The company expects operations and sales travel to lead the recovery, with large conference and internal meetings as the last corporate sectors to recover. 

Delta’s most recent survey of its corporate accounts indicates that one third of those entities expect to increase travel volumes in the second quarter, “and a majority of our corporate customers expect to return to offices in the second half of the year,” Hauenstein said. 

A full recovery of business travel remains tough to predict, but Delta CEO Ed Bastian remarked the airline’s corporate survey showed 36% of its business customers expect to reach pre-crisis travel levels in 2022, and 16% expect to reach that benchmark in 2022. Roughly 8% stated they would never return to pre-pandemic levels, and 40% were unclear about the levels of travel they anticipate. 

Taking a conservative view of those results, Bastian remarked that Delta could see 75% to 80% of its corporate revenue return during the next couple of years. 

In the near term, Delta has calculated that bookings for domestic leisure travel have reached 85% of 2019 levels and “Latin leisure markets are fully restored,” according to Hauenstein. 

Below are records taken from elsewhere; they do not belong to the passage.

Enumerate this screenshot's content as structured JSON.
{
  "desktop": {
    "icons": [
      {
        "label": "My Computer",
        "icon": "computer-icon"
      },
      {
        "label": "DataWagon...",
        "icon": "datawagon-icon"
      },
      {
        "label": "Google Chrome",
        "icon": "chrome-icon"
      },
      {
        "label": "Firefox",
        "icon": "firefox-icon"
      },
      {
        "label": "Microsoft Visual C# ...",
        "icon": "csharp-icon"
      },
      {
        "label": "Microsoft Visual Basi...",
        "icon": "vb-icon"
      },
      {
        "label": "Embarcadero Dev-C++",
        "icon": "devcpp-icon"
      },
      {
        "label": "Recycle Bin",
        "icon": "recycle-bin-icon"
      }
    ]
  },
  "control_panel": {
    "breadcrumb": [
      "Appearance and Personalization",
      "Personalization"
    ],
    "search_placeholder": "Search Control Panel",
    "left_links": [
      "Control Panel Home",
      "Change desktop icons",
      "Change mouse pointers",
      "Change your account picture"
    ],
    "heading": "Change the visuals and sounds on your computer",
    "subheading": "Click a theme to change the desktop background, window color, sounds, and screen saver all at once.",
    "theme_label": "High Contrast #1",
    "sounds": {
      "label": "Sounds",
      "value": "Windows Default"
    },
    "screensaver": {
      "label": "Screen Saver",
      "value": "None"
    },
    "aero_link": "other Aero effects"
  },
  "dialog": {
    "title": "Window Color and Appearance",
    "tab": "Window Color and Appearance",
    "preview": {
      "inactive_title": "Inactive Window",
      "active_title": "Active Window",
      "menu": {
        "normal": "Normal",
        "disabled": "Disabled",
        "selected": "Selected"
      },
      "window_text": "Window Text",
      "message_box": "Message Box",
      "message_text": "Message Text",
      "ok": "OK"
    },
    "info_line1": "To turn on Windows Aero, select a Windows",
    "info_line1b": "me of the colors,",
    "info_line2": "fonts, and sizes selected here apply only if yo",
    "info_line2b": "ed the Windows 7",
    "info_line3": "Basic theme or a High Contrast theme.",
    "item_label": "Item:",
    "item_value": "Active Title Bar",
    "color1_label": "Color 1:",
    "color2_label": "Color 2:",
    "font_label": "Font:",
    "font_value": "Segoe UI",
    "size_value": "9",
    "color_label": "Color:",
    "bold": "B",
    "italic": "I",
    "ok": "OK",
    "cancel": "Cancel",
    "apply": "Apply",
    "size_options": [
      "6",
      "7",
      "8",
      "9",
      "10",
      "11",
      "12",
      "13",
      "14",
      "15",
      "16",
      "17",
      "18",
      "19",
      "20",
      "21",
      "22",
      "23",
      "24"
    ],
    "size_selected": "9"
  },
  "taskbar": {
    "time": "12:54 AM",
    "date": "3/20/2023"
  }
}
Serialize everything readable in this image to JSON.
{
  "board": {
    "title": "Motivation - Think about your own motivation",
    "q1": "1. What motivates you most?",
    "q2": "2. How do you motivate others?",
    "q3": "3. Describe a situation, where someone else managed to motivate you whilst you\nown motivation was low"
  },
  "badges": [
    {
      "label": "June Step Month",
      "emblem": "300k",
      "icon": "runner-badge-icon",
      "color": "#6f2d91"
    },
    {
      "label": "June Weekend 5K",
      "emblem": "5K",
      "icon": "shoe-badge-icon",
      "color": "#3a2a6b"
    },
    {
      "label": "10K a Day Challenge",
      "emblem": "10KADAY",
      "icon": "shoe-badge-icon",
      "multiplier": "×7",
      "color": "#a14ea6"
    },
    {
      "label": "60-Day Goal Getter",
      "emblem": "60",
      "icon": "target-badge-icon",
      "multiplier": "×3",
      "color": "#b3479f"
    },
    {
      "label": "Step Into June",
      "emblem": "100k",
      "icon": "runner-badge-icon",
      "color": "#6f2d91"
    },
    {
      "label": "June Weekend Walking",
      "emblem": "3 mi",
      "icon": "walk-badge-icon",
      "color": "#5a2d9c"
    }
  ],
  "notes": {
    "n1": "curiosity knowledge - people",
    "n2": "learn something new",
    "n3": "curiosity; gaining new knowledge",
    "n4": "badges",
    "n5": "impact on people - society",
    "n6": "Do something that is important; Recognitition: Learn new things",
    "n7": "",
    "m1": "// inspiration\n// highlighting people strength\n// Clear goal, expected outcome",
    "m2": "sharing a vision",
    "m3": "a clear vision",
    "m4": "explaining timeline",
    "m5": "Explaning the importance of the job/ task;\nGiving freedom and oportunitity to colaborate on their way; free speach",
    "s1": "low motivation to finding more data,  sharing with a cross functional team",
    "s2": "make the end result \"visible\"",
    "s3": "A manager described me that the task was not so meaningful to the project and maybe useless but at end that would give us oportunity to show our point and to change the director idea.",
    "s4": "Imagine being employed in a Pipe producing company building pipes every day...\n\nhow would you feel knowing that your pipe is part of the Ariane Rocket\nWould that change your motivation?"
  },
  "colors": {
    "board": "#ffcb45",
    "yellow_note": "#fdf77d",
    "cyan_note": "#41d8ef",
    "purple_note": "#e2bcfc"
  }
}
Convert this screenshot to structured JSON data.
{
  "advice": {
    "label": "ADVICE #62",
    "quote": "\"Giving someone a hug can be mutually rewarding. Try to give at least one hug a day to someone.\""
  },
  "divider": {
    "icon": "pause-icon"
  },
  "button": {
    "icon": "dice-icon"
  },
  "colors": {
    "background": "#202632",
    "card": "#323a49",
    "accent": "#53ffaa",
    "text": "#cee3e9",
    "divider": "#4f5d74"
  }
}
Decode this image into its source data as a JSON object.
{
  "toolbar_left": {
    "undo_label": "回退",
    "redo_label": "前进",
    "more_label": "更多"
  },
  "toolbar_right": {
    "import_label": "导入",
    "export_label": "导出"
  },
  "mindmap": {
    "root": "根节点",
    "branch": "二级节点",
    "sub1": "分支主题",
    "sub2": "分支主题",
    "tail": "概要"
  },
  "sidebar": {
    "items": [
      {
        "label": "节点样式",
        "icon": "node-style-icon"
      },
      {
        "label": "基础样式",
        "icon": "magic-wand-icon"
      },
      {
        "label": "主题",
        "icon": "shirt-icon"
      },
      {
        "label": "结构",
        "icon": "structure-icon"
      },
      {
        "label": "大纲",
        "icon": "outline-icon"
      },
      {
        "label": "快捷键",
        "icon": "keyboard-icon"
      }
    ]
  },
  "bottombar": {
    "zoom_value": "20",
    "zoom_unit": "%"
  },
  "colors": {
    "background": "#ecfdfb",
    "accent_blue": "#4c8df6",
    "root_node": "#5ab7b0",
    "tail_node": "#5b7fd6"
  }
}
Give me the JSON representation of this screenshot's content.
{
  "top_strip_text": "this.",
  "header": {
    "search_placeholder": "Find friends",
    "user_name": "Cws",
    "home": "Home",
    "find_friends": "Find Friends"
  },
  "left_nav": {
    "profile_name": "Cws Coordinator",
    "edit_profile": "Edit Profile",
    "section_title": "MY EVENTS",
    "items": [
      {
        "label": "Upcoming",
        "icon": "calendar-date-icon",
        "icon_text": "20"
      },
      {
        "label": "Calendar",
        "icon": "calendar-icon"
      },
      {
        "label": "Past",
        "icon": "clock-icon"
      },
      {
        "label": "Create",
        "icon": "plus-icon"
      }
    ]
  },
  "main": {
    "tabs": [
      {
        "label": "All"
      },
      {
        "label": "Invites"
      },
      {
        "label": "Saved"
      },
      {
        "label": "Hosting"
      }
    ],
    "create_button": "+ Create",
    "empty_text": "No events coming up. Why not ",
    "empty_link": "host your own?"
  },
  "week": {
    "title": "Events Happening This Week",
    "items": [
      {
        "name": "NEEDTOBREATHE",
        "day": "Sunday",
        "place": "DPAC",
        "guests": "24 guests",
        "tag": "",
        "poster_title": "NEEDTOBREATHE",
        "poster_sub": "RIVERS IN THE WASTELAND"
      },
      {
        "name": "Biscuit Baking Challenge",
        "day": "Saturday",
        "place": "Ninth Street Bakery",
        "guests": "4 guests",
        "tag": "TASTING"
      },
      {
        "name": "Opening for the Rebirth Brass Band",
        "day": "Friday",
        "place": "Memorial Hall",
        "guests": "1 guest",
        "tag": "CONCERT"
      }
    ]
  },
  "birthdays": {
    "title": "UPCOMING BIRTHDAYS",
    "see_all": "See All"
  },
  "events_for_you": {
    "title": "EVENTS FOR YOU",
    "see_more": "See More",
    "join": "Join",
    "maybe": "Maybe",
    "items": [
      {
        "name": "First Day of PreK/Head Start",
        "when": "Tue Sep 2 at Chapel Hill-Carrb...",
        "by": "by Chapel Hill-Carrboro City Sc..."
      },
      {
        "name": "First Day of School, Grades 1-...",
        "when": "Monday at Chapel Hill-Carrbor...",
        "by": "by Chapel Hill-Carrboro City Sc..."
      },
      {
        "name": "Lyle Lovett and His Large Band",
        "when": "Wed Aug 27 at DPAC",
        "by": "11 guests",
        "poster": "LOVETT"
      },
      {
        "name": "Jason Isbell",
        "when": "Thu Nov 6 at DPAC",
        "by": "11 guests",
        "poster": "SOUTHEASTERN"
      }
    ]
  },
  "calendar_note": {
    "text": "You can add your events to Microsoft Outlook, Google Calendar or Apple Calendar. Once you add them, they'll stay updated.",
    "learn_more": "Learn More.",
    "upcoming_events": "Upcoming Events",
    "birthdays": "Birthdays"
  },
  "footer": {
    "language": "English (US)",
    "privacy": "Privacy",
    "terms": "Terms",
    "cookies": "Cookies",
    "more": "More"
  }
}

The airline is also unblocking its middle seats for sale starting in May. And although in March Delta left roughly $100 million to $150 million of revenue “on the table” by not selling those seats, Hauenstein explained it was something the airline would do again, noting it “set Delta apart,” and ensured a strong brand for the company as it emerges from the crisis. 

Delta expects it sellable capacity in the second quarter to decrease roughly 40% compared with 2019 levels and revenue to drop 50% to 55%. 

During the first quarter, Delta’s revenues fell by 60% compared with the same period in 2019, and Hauenstein stated revenues for the second quarter would improve by roughly $2 billion compared with the first three months of 2021 when the company’s revenue totaled roughly $4.2 billion. 

Delta posted a $1.8 billion net loss in Q1. But Bastian stated the company still sees a path to return to profitably in Q3. 

Photo credit: Delta Air Lines